<<<<

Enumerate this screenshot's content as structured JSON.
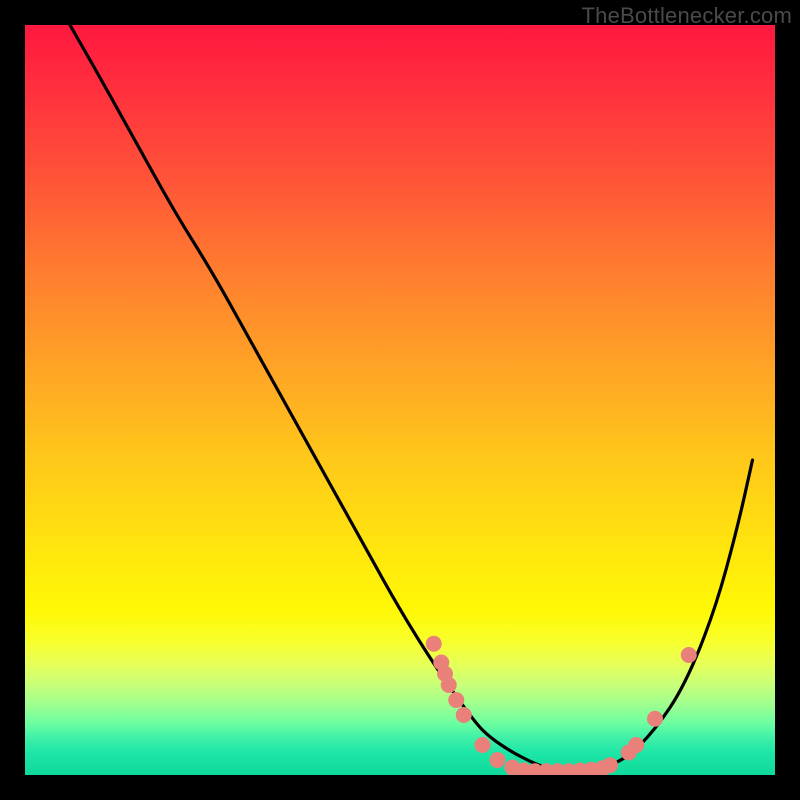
{
  "attribution": "TheBottlenecker.com",
  "chart_data": {
    "type": "line",
    "title": "",
    "xlabel": "",
    "ylabel": "",
    "xlim": [
      0,
      100
    ],
    "ylim": [
      0,
      100
    ],
    "note": "Axis values are unlabeled in the source image; x/y are reported in percent of plot width/height (0 = left/bottom, 100 = right/top). The single curve descends from upper-left to a flat minimum near the bottom, then rises toward the right.",
    "series": [
      {
        "name": "curve",
        "color": "#000000",
        "x": [
          6,
          10,
          15,
          20,
          25,
          30,
          35,
          40,
          45,
          50,
          55,
          60,
          62,
          65,
          68,
          70,
          73,
          76,
          80,
          84,
          88,
          92,
          95,
          97
        ],
        "y": [
          100,
          93,
          84,
          75,
          67,
          58,
          49,
          40,
          31,
          22,
          14,
          7,
          5,
          3,
          1.5,
          0.8,
          0.5,
          0.7,
          2,
          6,
          12,
          22,
          33,
          42
        ]
      }
    ],
    "scatter_points": {
      "name": "dots",
      "color": "#e9817a",
      "note": "Clustered markers along the curve near the minimum and on the rising branch. Coordinates are percent of plot area.",
      "points": [
        {
          "x": 54.5,
          "y": 17.5
        },
        {
          "x": 55.5,
          "y": 15.0
        },
        {
          "x": 56.0,
          "y": 13.5
        },
        {
          "x": 56.5,
          "y": 12.0
        },
        {
          "x": 57.5,
          "y": 10.0
        },
        {
          "x": 58.5,
          "y": 8.0
        },
        {
          "x": 61.0,
          "y": 4.0
        },
        {
          "x": 63.0,
          "y": 2.0
        },
        {
          "x": 65.0,
          "y": 1.0
        },
        {
          "x": 66.5,
          "y": 0.6
        },
        {
          "x": 68.0,
          "y": 0.5
        },
        {
          "x": 69.5,
          "y": 0.5
        },
        {
          "x": 71.0,
          "y": 0.5
        },
        {
          "x": 72.5,
          "y": 0.5
        },
        {
          "x": 74.0,
          "y": 0.6
        },
        {
          "x": 75.5,
          "y": 0.7
        },
        {
          "x": 77.0,
          "y": 0.9
        },
        {
          "x": 78.0,
          "y": 1.3
        },
        {
          "x": 80.5,
          "y": 3.0
        },
        {
          "x": 81.5,
          "y": 4.0
        },
        {
          "x": 84.0,
          "y": 7.5
        },
        {
          "x": 88.5,
          "y": 16.0
        }
      ]
    }
  }
}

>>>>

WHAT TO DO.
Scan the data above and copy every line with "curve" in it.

WRITTEN SOLUTION.
    "note": "Axis values are unlabeled in the source image; x/y are reported in percent of plot width/height (0 = left/bottom, 100 = right/top). The single curve descends from upper-left to a flat minimum near the bottom, then rises toward the right.",
        "name": "curve",
      "note": "Clustered markers along the curve near the minimum and on the rising branch. Coordinates are percent of plot area.",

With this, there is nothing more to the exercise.